Inclusion

In Birmingham, this restauranteur cooks up family, community and fine dining

July 13, 2022 | By Siobhan Stewart

Bernadine Birdsong has taken different paths throughout her professional life. She’s been a teacher, pastor and wellness center owner. She says all these experiences have centered around community -- particularly her community of Birmingham, Alabama.

“That’s always been my heart, being engaged with the community, being engaged with the people around me,” says Birdsong. “I feel like that is a part of my calling.”

So when Michael’s, a well-known steak-and-seafood fine dining restaurant, went up for sale, she felt that buying it was an important next step for her community work. Michael’s had been owned by the same family since it first opened in 1953 and it had been looking to pass the establishment on to another local family. After Birdsong toured the location, her family made the decision that they should buy Michael’s.

Her brother began working at the restaurant to learn the day-to-day operations before their family officially became the owners in 2016. Once they felt ready, they jumped right in. Now, when thinking of the most rewarding experience she’s had owning the restaurant, Birdsong says it’s “the bonding we’ve had as a family.”

It’s estimated that about 8 to 10% of restaurants in the U.S. are Black-owned, with few of them being fine-dining establishments. In Birmingham, Michael’s is a rare Black woman-owned and operated fine-dining restaurant. Following the pandemic and racial-justice protests in 2020, the U.S. government, nonprofits and many businesses have redoubled their efforts to expand opportunities for Black-owned businesses like Michael’s.

Looking to do its part to drive down this racial opportunity gap, the Michael’s team has offered culinary programs to train locals, including high school students, interested in restaurant work. “It’s beneficial for everyone,” Birdsong says.

It's a family affair at Birmingham favorite Michael's Steak and Seafood, owned Bernadine Birdsong, left, her son Sebastian Kole, right, and her mother Amelia Williams. The restaurant's rooftop bar is named for Kole, a singer-songwriter and record producer. (Photo courtesy of Bernadine Birdsong)

 

Because of that work, Mastercard and the Fearless Fund venture capital fund awarded Birdsong a $10,000 grant, digital commerce toolkit and mentorship as part of the Fearless Strivers Grant Contest, which supports Black women-owned businesses across the U.S. Birdsong said she plans to use the funds to pay off bills and keep upgrading the restaurant so it can remain a draw for years to come. This grant builds on Mastercard’s In Solidarity commitment, a $500 million program to support Black communities and build a more inclusive digital economy.

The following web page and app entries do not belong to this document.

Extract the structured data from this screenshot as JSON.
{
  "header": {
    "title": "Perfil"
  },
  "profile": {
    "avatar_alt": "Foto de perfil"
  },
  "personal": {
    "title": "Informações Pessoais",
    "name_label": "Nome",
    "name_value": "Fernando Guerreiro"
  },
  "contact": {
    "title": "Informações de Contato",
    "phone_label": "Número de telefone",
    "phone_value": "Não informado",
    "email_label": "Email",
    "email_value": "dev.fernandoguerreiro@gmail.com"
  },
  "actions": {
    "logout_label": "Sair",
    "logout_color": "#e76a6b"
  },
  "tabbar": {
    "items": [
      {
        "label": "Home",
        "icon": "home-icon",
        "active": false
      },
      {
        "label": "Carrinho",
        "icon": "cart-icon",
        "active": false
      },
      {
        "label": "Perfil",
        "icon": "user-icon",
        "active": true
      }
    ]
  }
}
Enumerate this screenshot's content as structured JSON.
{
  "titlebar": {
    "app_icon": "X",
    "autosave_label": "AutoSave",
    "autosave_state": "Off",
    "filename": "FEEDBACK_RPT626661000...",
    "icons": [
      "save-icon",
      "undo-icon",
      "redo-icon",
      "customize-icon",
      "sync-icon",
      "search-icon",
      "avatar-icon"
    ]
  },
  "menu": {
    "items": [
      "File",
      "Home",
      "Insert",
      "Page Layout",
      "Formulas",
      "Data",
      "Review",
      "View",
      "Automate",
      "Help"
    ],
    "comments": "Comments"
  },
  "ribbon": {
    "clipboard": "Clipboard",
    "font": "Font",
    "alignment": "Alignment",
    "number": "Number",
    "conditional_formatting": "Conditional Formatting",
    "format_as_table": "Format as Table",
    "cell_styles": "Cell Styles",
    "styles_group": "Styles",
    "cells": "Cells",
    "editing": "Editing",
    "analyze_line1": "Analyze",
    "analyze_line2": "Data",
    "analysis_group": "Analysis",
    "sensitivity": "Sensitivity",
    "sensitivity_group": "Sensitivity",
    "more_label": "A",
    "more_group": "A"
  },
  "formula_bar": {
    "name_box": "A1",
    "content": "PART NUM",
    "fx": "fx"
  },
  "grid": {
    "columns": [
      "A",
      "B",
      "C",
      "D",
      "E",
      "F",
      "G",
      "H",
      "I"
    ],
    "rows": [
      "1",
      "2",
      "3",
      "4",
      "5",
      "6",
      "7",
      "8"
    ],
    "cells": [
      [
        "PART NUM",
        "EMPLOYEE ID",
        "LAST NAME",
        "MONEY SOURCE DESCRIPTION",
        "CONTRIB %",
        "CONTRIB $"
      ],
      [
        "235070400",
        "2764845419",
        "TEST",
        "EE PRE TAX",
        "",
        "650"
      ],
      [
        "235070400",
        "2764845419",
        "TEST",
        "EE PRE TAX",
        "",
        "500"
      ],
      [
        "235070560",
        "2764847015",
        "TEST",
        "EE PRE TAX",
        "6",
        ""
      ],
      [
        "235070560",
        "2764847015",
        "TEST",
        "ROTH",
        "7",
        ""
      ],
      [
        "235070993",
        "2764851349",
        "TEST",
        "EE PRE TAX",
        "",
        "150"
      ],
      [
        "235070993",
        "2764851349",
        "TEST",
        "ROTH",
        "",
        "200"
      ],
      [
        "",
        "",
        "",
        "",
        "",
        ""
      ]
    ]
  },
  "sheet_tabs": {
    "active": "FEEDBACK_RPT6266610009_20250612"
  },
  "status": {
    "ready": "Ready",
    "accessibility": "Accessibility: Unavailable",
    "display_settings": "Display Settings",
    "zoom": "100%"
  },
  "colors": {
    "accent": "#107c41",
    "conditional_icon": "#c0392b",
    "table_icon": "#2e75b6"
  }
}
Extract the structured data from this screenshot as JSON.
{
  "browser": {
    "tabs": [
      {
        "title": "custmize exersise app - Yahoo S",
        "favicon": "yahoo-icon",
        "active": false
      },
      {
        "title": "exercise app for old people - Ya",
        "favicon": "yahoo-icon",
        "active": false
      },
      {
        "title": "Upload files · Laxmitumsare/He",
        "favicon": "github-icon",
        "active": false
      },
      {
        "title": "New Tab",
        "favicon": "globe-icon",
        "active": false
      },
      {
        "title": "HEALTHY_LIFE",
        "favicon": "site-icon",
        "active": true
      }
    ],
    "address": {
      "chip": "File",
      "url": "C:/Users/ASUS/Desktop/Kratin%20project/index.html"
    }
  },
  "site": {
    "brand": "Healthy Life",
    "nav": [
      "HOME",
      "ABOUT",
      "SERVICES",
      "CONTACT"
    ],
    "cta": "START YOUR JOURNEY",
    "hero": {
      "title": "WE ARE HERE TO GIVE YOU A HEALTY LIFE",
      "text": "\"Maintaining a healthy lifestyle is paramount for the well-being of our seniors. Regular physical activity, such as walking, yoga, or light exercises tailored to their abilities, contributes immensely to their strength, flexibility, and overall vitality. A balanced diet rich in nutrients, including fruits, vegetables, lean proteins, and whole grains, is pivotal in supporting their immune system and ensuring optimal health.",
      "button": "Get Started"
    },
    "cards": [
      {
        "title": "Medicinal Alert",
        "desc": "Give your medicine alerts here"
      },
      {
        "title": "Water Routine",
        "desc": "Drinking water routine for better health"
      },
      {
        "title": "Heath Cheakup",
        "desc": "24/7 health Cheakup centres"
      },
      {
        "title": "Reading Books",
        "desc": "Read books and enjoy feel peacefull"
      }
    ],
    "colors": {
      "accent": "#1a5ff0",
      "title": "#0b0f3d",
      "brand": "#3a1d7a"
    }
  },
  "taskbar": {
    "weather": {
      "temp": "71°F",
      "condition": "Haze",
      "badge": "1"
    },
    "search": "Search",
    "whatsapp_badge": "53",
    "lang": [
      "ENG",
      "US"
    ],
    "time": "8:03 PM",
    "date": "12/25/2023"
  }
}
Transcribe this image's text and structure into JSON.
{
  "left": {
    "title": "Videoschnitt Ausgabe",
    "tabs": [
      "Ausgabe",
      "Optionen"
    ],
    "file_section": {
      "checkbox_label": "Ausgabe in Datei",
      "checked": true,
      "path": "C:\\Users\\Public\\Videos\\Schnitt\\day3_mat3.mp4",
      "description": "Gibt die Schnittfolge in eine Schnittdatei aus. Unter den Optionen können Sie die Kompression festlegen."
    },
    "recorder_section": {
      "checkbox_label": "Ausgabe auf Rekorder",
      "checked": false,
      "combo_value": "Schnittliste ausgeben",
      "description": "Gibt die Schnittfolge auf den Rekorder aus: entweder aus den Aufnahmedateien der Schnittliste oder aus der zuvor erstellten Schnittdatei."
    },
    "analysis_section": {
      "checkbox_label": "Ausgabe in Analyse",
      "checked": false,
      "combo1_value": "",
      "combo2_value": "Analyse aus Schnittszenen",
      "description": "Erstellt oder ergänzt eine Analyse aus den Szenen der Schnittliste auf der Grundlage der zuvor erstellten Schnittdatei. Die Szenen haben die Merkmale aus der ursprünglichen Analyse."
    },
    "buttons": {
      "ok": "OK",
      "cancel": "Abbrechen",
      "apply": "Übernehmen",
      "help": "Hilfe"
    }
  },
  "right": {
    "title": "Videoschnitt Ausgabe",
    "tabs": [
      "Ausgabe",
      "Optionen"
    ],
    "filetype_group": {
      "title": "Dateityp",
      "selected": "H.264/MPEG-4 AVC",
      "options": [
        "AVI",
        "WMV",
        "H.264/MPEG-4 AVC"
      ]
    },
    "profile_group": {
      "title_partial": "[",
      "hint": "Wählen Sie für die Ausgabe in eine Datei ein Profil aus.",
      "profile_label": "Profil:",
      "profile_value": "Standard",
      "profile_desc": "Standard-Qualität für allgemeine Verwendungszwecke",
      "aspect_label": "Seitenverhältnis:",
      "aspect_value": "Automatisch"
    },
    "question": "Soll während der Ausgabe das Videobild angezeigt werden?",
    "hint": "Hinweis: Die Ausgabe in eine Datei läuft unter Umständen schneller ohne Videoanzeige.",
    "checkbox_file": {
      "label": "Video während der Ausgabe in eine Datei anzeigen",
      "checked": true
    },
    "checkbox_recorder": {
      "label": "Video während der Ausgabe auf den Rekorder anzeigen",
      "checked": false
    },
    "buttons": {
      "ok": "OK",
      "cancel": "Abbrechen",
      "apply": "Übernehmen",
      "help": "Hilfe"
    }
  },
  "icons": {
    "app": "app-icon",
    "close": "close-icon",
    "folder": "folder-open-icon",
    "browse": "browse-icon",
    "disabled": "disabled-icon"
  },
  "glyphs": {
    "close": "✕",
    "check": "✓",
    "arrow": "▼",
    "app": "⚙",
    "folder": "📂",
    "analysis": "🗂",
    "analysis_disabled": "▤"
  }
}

Birdsong became a restauranteur somewhat by accident. She had been looking for a new space for an existing wellness center she ran for 20 years when she heard from a real estate agent that Michael’s was looking for a local buyer.

She eventually acclimated to the “hustle and bustle” of the food industry and decided to move the restaurant inside of Downtown Birmingham’s Negro Southern League Museum in 2019.

The last few years weren’t easy, but she found ways to adapt. Due to building delays, the team couldn’t move into the new space until August 2020. By then, the pandemic shut down businesses across the industry.

Other restaurants transitioned to carry-out and delivery, but Birdsong avoided that option. “The best thing about fine dining is dining in, not carry-out.” All they could do was wait.

Luckily, she added her own flair to the restaurant – a rooftop bar called Bar Sebastian, named after her son. That bar eventually served as an outdoor alternative to the fine dining inside.

While there have been hurdles, Birdsong says she’s grateful to have worked through them and keep serving her community.

After finding out she received the grant, she says, she choked up and thought, “Somebody saw us… someone had seen the challenges we were facing and wanted to be a part of the solution.”

Siobhan Stewart, Specialist, Communications